Observation: Tushers

Observation Date
11/27/2016
Observer Name
Toddeo

Region:

Location Name or Route
Tushers - Puffer Lake to Big Flat
Weather
Sky
Obscured
Precipitation
Heavy Snowfall
Wind Direction
South
Wind Speed
Strong
Weather Comments
Wow, real winter day. Heavy snow (S 5-10) up tp 3 in/hr, about as hard as it ever snows. Wind was moving snow below treeline.
Snow Characteristics
New Snow Depth
18"
New Snow Density
Medium
Snow Surface Conditions
Powder
Snow Characteristics Comments

18" seems about right, snotel confirms this.  There was close to a foot when I arrived at Puffer Lake and an honest 8" in my tire tracks when I left 3 hours later.  About a foot on the road while leaving.  2' on the road when I arrived and it had been plowed less than an hour before that. 

A combination of rimed dendrites, dendrites, pellets, needles and graupel, all of the above.  Right side up, storm started dense.

Red Flags
Red Flags
Heavy Snowfall
Wind Loading
Cracking
Collapsing
Poor Snowpack Structure
Red Flags Comments
HI PI rates, blowing snow, cracking was not as sensitive as expected but cracks ran in the soft new snow up to 20'. One loud collapse. Some road cuts on the way to Big Flat cracked but did not run. I was able to initiate a lot of cracking but everything stayed in place. I was not able to isolate columns or extended columns. half broke in the new snow and the other half on Q1 to Q2 shears on top of the underlying facets. Underlying facets are weak and were observed on most aspects.
Avalanche Problem #1
Type
Storm Slab
Trend
Same
Problem #1 Comments

I stayed mostly in sheltered areas, the primary hazard will be in the new snow.  Storm slab is up to 18" thick as of 1-2 pm today.

Considerable hazard.

Avalanche Problem #2
Type
Wind Slab
Trend
Increasing Danger
Problem #2 Comments
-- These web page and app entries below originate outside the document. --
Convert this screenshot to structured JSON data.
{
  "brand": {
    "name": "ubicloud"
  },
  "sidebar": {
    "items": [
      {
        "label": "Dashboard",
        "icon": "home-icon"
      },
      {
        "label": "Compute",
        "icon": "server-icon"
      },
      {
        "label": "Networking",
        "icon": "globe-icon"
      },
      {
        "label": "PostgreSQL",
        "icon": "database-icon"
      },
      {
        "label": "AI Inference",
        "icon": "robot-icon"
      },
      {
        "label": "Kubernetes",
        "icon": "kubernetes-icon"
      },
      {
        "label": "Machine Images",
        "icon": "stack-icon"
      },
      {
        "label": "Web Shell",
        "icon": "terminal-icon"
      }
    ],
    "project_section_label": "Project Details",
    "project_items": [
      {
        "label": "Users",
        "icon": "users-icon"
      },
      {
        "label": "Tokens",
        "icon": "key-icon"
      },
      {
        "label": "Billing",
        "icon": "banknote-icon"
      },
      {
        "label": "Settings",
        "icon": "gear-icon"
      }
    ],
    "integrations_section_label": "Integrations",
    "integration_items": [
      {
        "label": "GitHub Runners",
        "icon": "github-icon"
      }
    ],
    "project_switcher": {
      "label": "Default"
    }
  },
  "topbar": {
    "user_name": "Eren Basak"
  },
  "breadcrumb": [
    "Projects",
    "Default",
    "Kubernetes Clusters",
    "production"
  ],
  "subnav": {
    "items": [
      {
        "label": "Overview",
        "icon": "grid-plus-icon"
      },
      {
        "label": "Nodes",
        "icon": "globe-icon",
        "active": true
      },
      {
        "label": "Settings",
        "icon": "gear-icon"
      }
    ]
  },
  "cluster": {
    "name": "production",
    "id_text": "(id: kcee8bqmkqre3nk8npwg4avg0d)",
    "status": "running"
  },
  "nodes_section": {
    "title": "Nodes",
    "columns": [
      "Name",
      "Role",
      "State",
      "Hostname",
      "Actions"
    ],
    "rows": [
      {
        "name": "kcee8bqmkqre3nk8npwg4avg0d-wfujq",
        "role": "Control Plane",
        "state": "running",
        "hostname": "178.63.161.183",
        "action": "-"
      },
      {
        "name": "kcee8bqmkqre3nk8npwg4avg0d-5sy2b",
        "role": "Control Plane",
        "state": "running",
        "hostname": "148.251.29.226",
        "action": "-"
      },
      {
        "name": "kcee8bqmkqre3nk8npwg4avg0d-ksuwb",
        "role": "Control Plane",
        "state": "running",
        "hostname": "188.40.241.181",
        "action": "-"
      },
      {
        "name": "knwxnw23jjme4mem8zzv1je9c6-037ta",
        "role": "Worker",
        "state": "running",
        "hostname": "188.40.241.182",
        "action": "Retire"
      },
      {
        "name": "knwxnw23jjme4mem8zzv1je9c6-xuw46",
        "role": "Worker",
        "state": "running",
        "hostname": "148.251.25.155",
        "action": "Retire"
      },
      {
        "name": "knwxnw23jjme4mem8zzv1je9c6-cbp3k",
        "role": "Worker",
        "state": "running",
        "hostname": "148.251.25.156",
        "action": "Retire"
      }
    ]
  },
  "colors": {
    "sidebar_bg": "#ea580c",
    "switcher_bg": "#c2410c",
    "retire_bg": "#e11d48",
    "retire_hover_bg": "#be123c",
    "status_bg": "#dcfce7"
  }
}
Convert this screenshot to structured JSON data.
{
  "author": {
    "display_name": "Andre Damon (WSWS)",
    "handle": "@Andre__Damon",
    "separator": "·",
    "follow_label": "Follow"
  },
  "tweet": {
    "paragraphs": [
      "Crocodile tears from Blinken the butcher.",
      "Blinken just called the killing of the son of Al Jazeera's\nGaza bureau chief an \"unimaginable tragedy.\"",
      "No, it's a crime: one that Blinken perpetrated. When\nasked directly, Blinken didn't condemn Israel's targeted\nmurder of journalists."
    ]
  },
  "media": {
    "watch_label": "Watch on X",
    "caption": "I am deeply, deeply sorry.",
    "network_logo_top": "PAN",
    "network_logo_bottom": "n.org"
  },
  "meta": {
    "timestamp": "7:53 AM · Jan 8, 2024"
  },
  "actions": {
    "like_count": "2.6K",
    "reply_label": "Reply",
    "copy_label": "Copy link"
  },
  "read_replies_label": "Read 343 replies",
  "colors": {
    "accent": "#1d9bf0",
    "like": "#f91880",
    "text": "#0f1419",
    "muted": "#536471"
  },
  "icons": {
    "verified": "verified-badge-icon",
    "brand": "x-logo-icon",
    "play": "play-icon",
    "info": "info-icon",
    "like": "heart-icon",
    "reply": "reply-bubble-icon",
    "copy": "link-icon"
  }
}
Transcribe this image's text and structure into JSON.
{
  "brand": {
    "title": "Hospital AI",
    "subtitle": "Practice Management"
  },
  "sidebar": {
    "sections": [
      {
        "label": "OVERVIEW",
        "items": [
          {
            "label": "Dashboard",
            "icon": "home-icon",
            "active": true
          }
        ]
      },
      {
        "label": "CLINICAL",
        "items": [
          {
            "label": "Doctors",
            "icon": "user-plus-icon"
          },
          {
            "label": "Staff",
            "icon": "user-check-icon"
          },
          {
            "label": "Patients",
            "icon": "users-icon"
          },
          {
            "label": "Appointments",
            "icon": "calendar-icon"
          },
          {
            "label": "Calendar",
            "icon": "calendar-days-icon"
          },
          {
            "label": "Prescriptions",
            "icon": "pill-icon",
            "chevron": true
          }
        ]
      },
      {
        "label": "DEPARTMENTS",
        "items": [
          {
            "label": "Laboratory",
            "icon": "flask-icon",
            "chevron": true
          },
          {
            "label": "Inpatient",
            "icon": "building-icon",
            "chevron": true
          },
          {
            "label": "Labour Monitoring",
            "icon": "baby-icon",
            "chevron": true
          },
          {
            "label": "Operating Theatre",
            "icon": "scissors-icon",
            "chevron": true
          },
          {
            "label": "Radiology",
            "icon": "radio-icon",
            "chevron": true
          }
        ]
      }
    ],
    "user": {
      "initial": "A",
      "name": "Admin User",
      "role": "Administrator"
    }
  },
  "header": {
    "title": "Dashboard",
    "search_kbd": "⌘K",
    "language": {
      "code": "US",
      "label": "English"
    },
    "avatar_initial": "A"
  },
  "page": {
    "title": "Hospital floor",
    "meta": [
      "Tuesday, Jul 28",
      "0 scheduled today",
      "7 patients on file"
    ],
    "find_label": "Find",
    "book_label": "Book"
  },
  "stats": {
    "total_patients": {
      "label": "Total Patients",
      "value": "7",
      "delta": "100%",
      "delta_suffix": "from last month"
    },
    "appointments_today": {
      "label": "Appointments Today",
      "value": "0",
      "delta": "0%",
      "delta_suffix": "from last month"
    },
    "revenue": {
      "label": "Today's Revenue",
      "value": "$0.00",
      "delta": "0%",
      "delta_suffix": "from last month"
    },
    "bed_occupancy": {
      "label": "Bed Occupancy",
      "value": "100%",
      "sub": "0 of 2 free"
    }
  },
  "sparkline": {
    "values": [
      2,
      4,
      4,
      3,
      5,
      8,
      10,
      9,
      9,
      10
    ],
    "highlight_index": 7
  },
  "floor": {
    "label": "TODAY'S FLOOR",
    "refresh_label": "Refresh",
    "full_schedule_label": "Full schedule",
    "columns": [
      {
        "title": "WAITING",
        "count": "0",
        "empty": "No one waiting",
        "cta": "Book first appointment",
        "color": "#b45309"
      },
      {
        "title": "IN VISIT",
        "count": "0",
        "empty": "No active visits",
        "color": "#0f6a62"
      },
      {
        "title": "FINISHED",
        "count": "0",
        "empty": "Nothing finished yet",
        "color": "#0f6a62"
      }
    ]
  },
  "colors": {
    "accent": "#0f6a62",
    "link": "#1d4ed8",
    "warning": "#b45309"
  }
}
This wold have been #1 if I was in wind exposed areas,

Considerable hazard.  Increasing as the wind and snow continues.

I would also add normal caution for a thin snow pack.

Snow Profile
Aspect
Southeast
Elevation
10300
Slope Angle
10
Comments

HS = 24" 

About 7" of 2mm loose facets sitting on the ground capped by a weak crust (rain?).  The overlying storm snow (HST=16") is divided by ski pole into the basal 6" 4 finger density early portion of the storm (last night) and the upper 10" fist density portion which fell this morning.

Of interest is a reminder that at the high elevations of the Tushers, snow also facets on sunny aspects.

Photo below is a profile on a wind exposed road cut directly above a 40' wide series of natural cracks that did not run.  facets are obvious....Storm snow is about 10-12" here, northwest aspect at 9,800'

Big Flat Snotel HS=27 at 2 pm.

2 photos below of cracking in the new snow.
 

Snowfall was impressive and will settle out to a great early season base.  Drive down Beaver Canyon was exciting with a foot of snow on the road!  Photo below is at the pass (10,000') 4 hours after the road was plowed, deep driving but a heck of a lot safer than the drive back to Fillmore on I-15!

I would expect a natural cycle in the alpine where there is enough snow.  Things looked pretty scoured yesterday.

Overall a considerable hazard.  Any avalanche will likley run to the ground.

Today's Observed Danger Rating
Considerable
Tomorrows Estimated Danger Rating
Considerable
Snow Profile Coordinates